  1. i am waiting for this movie long time,but my waiting is just waste 3d iffect also not be awsome i give2.5 star

  2. This issue had the same impact on me. This was at the peak of my childhood, and it had a huge impact.

    What's more I support the physical appearance of Satan. I mean with the horns, wings, red skin, etc. I support this much more than what they love do today which is to give him either a human appearance or an extremely grotesque one. No — I prefer the classic middle ages look as so wonderfully illustrated by Jim Mooney. It's as if they're saying, "yeah...that's right. He REALLY does look like this. What about it?" It's sort of in-your-face in an effective way. And who's to say he DOESN'T look like that? Assuming there's a Satan and he's powerful, I guess he can appear how he wants! The legends come from somewere!

    The Jesus appearance doesn't bother me, either. It was handled well. Tony Isabella, as I understand it, is Catholic and respect his faith.

    Anyway, all this is to say I agree with your thoughts 100%, including the way you've chosen to think of the silly ret-conning. One of the best comics I've ever read.

    1. Thanks Chris. Here's an interview I had last year with Tony Isabella on the comic.
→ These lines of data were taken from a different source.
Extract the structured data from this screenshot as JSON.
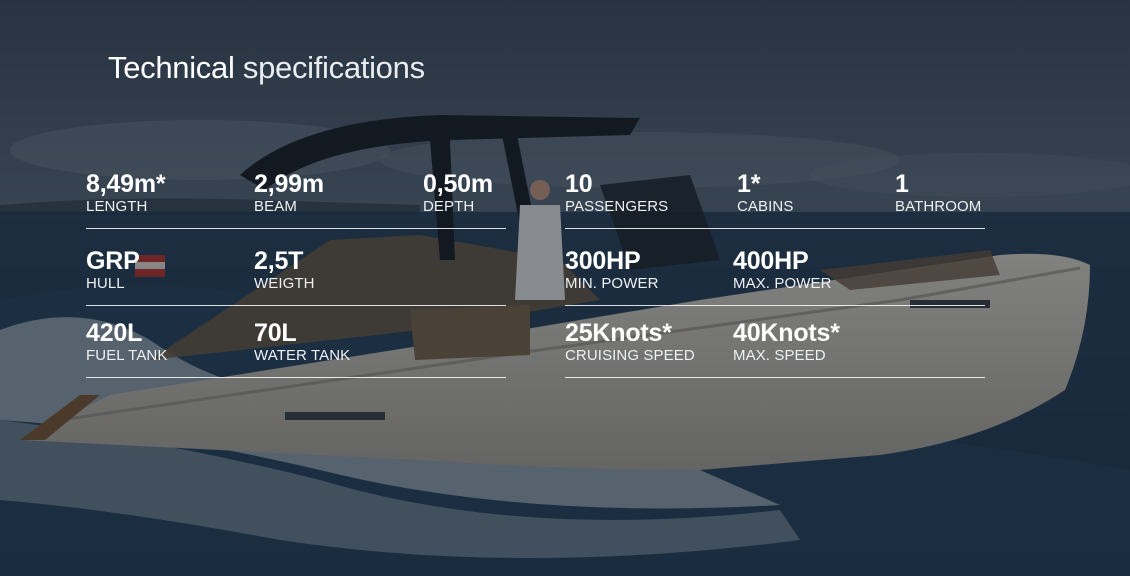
{
  "heading": {
    "strong": "Technical",
    "light": "specifications"
  },
  "specs": {
    "length": {
      "value": "8,49m*",
      "label": "LENGTH"
    },
    "beam": {
      "value": "2,99m",
      "label": "BEAM"
    },
    "depth": {
      "value": "0,50m",
      "label": "DEPTH"
    },
    "passengers": {
      "value": "10",
      "label": "PASSENGERS"
    },
    "cabins": {
      "value": "1*",
      "label": "CABINS"
    },
    "bathroom": {
      "value": "1",
      "label": "BATHROOM"
    },
    "hull": {
      "value": "GRP",
      "label": "HULL"
    },
    "weigth": {
      "value": "2,5T",
      "label": "WEIGTH"
    },
    "min_power": {
      "value": "300HP",
      "label": "MIN. POWER"
    },
    "max_power": {
      "value": "400HP",
      "label": "MAX. POWER"
    },
    "fuel_tank": {
      "value": "420L",
      "label": "FUEL TANK"
    },
    "water_tank": {
      "value": "70L",
      "label": "WATER TANK"
    },
    "cruising_speed": {
      "value": "25Knots*",
      "label": "CRUISING SPEED"
    },
    "max_speed": {
      "value": "40Knots*",
      "label": "MAX. SPEED"
    }
  },
  "colors": {
    "overlay": "#121821",
    "text": "#ffffff",
    "hull": "#d9d4c8",
    "sea": "#1f3a56"
  }
}
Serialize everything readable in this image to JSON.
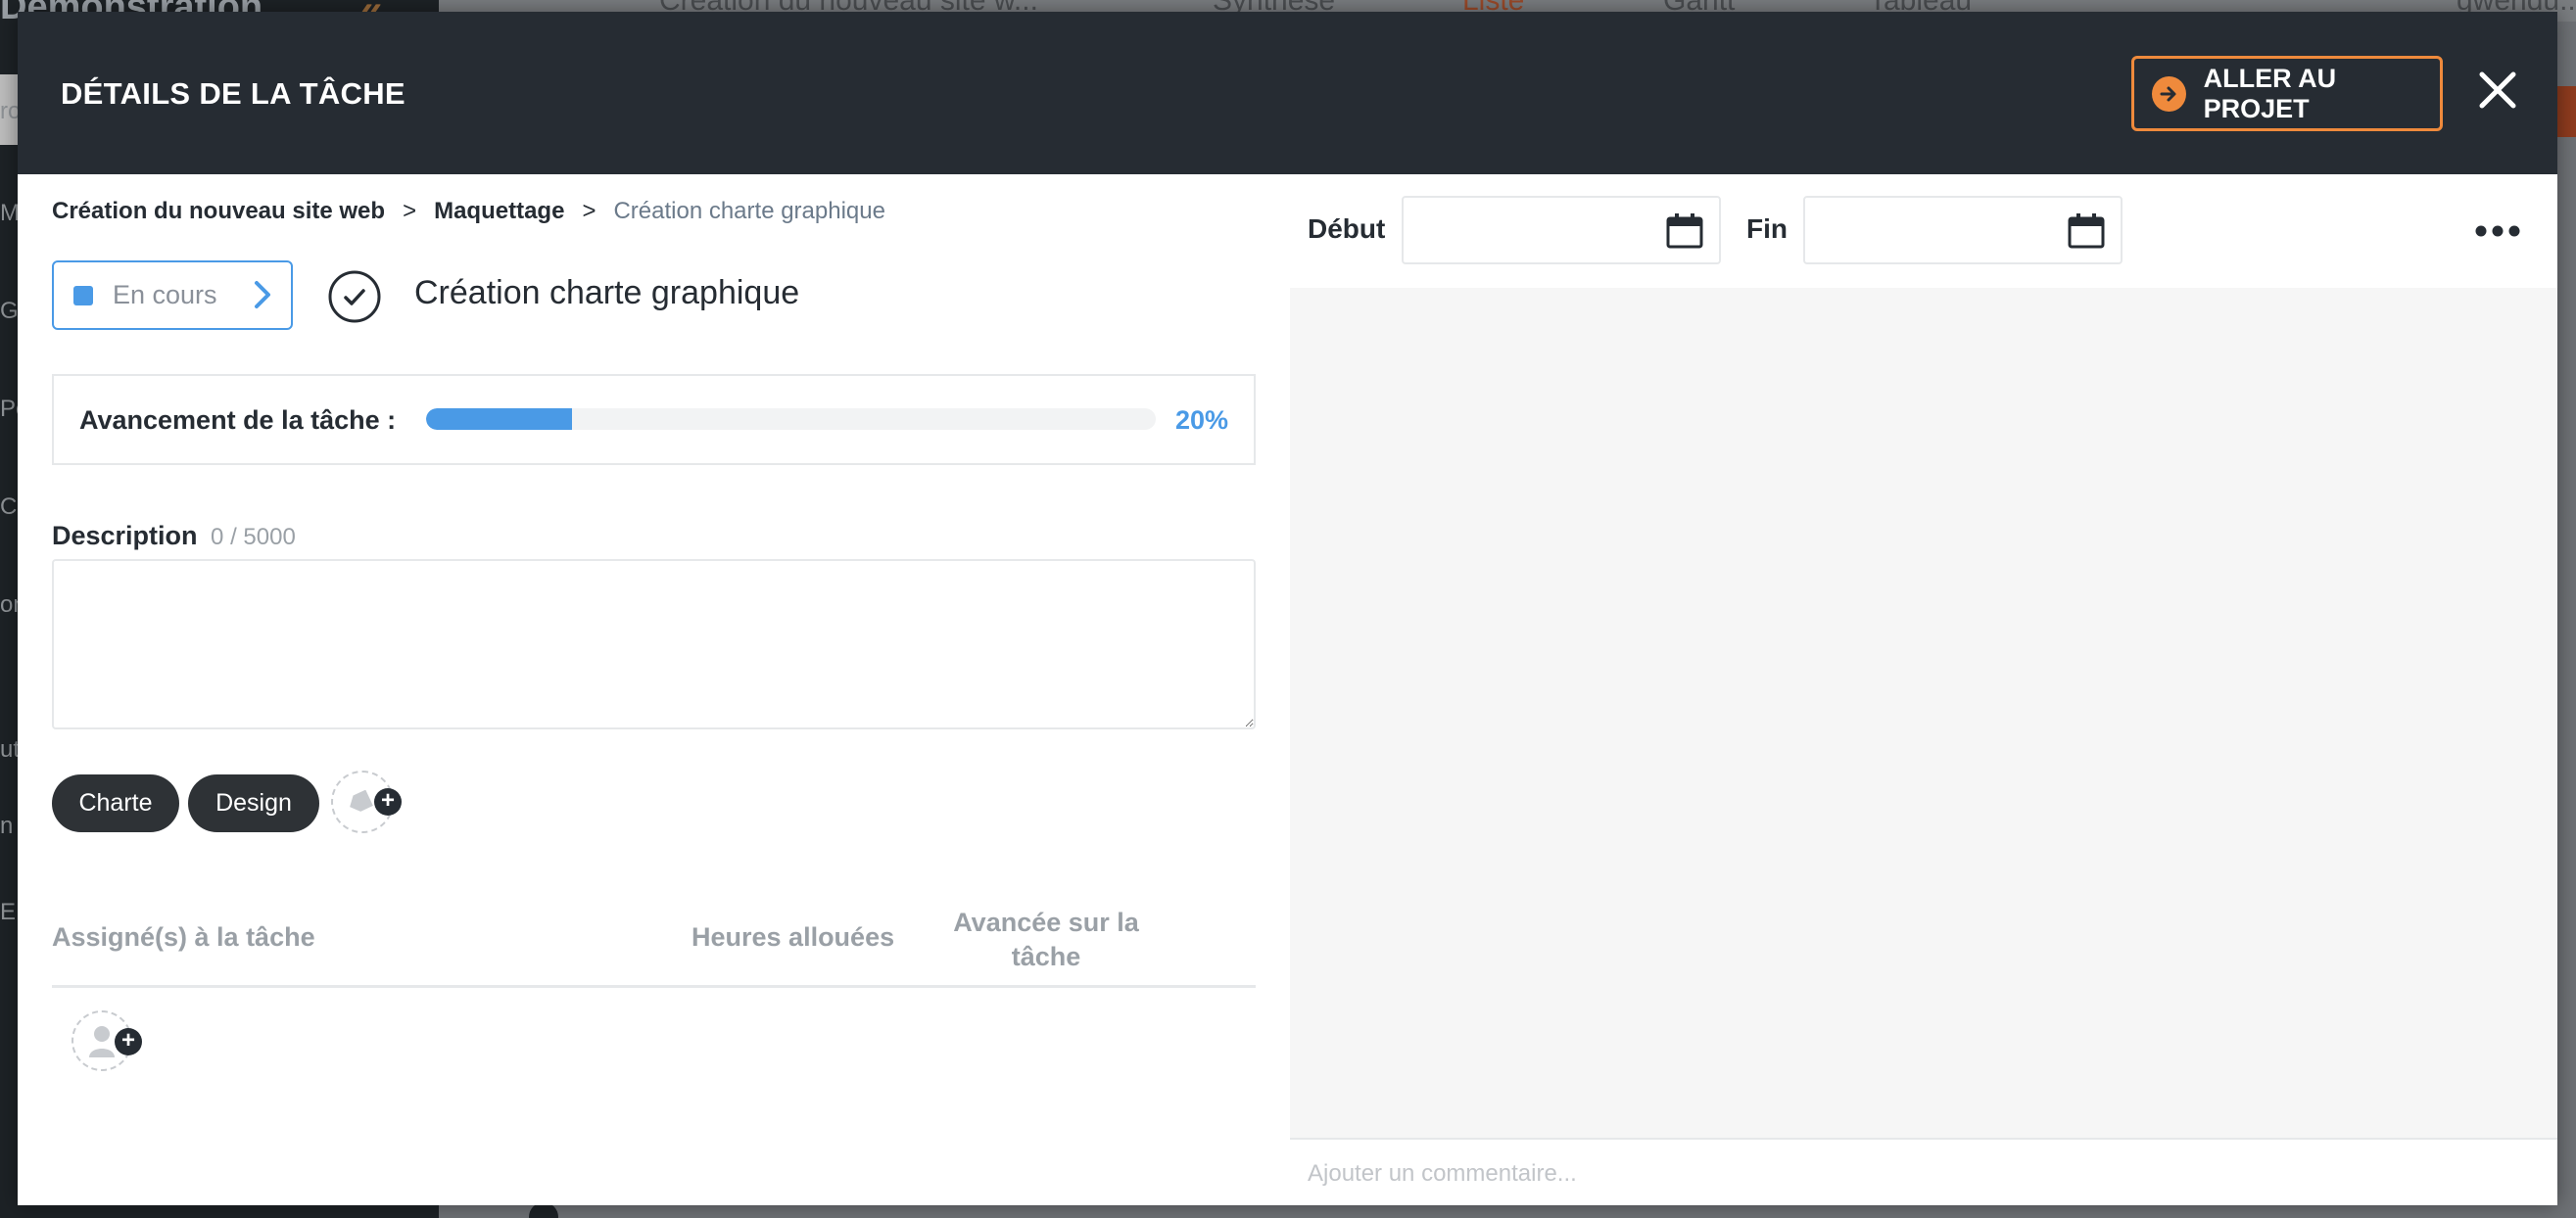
{
  "background": {
    "sidebar_title": "Démonstration",
    "left_letters": [
      "ro",
      "M",
      "G",
      "Pe",
      "Ca",
      "on",
      "ut",
      "n",
      "EM"
    ],
    "topbar": {
      "project": "Création du nouveau site w...",
      "tabs": [
        "Synthèse",
        "Liste",
        "Gantt",
        "Tableau"
      ],
      "user": "gwendu..."
    }
  },
  "modal": {
    "title": "DÉTAILS DE LA TÂCHE",
    "go_to_project_label": "ALLER AU PROJET"
  },
  "breadcrumb": [
    "Création du nouveau site web",
    "Maquettage",
    "Création charte graphique"
  ],
  "breadcrumb_separator": ">",
  "task": {
    "status": "En cours",
    "status_color": "#4a9ae6",
    "title": "Création charte graphique",
    "progress_label": "Avancement de la tâche :",
    "progress_value": 0.2,
    "progress_text": "20%"
  },
  "description": {
    "label": "Description",
    "count": "0 / 5000",
    "value": ""
  },
  "tags": [
    "Charte",
    "Design"
  ],
  "assignees_table": {
    "columns": [
      "Assigné(s) à la tâche",
      "Heures allouées",
      "Avancée sur la tâche"
    ],
    "rows": []
  },
  "dates": {
    "start_label": "Début",
    "start_value": "",
    "end_label": "Fin",
    "end_value": ""
  },
  "comments": {
    "placeholder": "Ajouter un commentaire..."
  },
  "colors": {
    "header_bg": "#262c33",
    "accent_orange": "#ef8a3c",
    "accent_blue": "#4a9ae6"
  }
}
      This comic I have to say is definitely one of the greatest I've read.